That wasn’t quite the end of the story, though. The Mako Shark II later morphed into a different concept car, the Manta Ray, that emerged in 1969. While ostensibly similar, the front end now had a pronounced chin spoiler plus a bank of rectangular headlights shrouded in Perspex.
Bertone Lamborghini Marzal
Styled during what has since been referred to as Marcello Gandini’s “Hexagonal Period,” the Lamborghini Marzal was the undoubted star of the 1967 Geneva motor show. The idea of a Lamborghini for the family man in a hurry had first been mooted as far back as 1965, the Sant’Agata firm having by then been in existence for only three years.
Plans called for a production run of as many as 2000 units per year with a rear-mounted, transverse V-6 powerplant.

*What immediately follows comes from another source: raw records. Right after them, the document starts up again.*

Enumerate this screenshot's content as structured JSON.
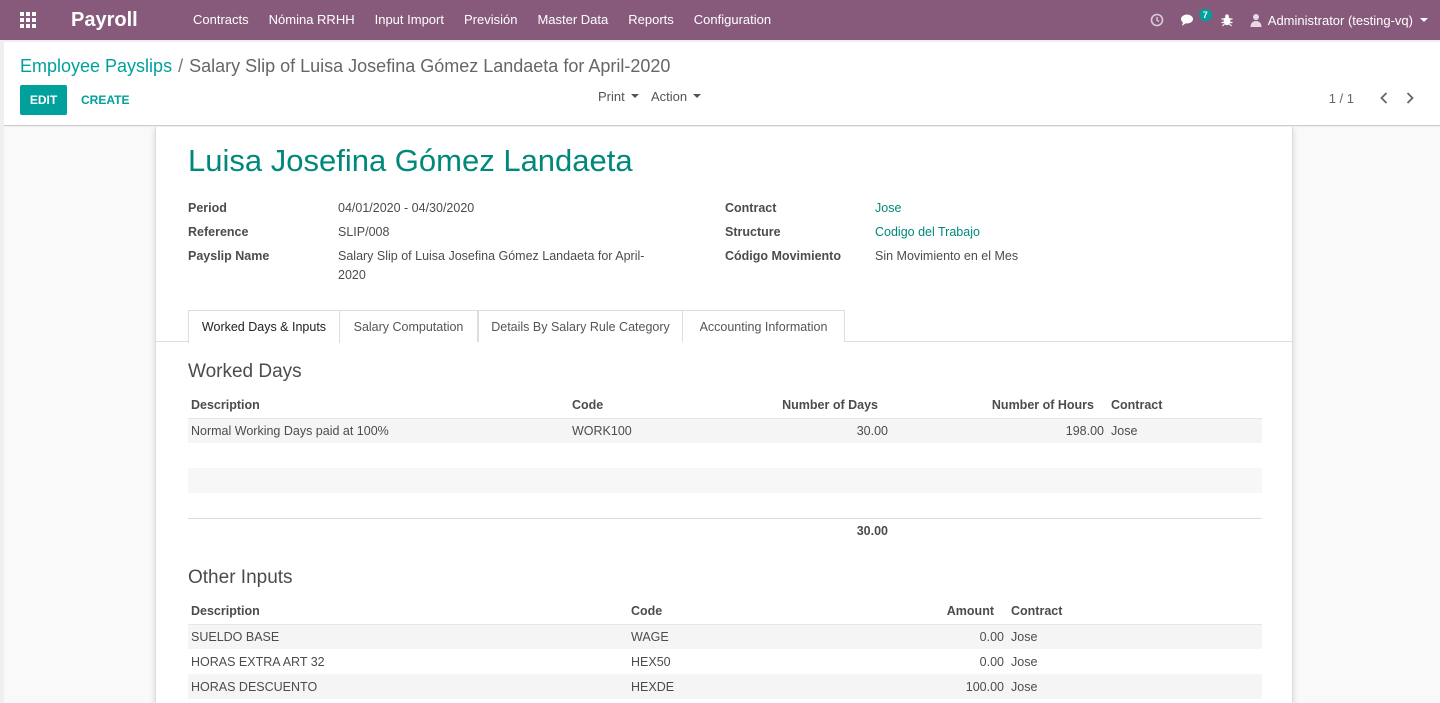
{
  "navbar": {
    "brand": "Payroll",
    "menu": [
      "Contracts",
      "Nómina RRHH",
      "Input Import",
      "Previsión",
      "Master Data",
      "Reports",
      "Configuration"
    ],
    "messages_count": "7",
    "user": "Administrator (testing-vq)"
  },
  "control_panel": {
    "breadcrumb_parent": "Employee Payslips",
    "breadcrumb_separator": "/",
    "breadcrumb_current": "Salary Slip of Luisa Josefina Gómez Landaeta for April-2020",
    "edit_label": "EDIT",
    "create_label": "CREATE",
    "print_label": "Print",
    "action_label": "Action",
    "pager": "1 / 1"
  },
  "form": {
    "employee_name": "Luisa Josefina Gómez Landaeta",
    "period_label": "Period",
    "period_value": "04/01/2020 - 04/30/2020",
    "reference_label": "Reference",
    "reference_value": "SLIP/008",
    "payslip_name_label": "Payslip Name",
    "payslip_name_value_line1": "Salary Slip of Luisa Josefina Gómez Landaeta for April-",
    "payslip_name_value_line2": "2020",
    "contract_label": "Contract",
    "contract_value": "Jose",
    "structure_label": "Structure",
    "structure_value": "Codigo del Trabajo",
    "movement_label": "Código Movimiento",
    "movement_value": "Sin Movimiento en el Mes"
  },
  "tabs": [
    "Worked Days & Inputs",
    "Salary Computation",
    "Details By Salary Rule Category",
    "Accounting Information"
  ],
  "worked_days": {
    "title": "Worked Days",
    "headers": {
      "description": "Description",
      "code": "Code",
      "days": "Number of Days",
      "hours": "Number of Hours",
      "contract": "Contract"
    },
    "rows": [
      {
        "description": "Normal Working Days paid at 100%",
        "code": "WORK100",
        "days": "30.00",
        "hours": "198.00",
        "contract": "Jose"
      }
    ],
    "total_days": "30.00"
  },
  "other_inputs": {
    "title": "Other Inputs",
    "headers": {
      "description": "Description",
      "code": "Code",
      "amount": "Amount",
      "contract": "Contract"
    },
    "rows": [
      {
        "description": "SUELDO BASE",
        "code": "WAGE",
        "amount": "0.00",
        "contract": "Jose"
      },
      {
        "description": "HORAS EXTRA ART 32",
        "code": "HEX50",
        "amount": "0.00",
        "contract": "Jose"
      },
      {
        "description": "HORAS DESCUENTO",
        "code": "HEXDE",
        "amount": "100.00",
        "contract": "Jose"
      }
    ]
  }
}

The Marzal would be the amuse-bouche prior to the definitive production car coming on-line. Sadly, it never did, but this incredible machine still survives. The Marzal sold for a $1.52M in 2011.
Pininfarina BMC 1100/1800 Berlina Aerodinamica
One of the great missed opportunities of the British motor industry, the BMC/BLMC 1800 “Landcrab” in all in its various guises sold poorly. Much of this was due to its ungainly looks, yet it could have been so different, with long-time collaborator Pininfarina producing its own take on the theme in time for the November 1967 Turin Motor Show.
Remarkably, the donor car had only been delivered to the Turin factory in August of that year, the prototype being completed in just nine weeks. Styled by Leonardo Fioravanti or Paolo Martin (both claim authorship), this study in streamlining was fully-functional, too. A small car, this time based on a BMC 1100/1300 platform, was also built. Neither made the leap to production.
Bertone Alfa Romeo Carabo
The Alfa Romeo Carabo is often considered among the most significant concept cars ever made, and with good reason. The brainchild of studio head Nuccio Bertone and stylist Marcello Gandini, the car was created in a mere ten weeks. It didn’t so much cross boundaries as establish them, with the Lamborghini Countach subsequently borrowing some design cues.
Just 990 mm (38.9 in) high, the car’s party trick was its means of access: the doors opened vertically like a beetles’ wings, via a hydropneumatic strut arrangement. Based on an Alfa Tipo 33 sports-prototype platform, this 1968 show car was fully-functional rather than a mock-up. It is currently exhibited in the Museo Storico Alfa Romeo, albeit minus its original quad-cam V-8 engine.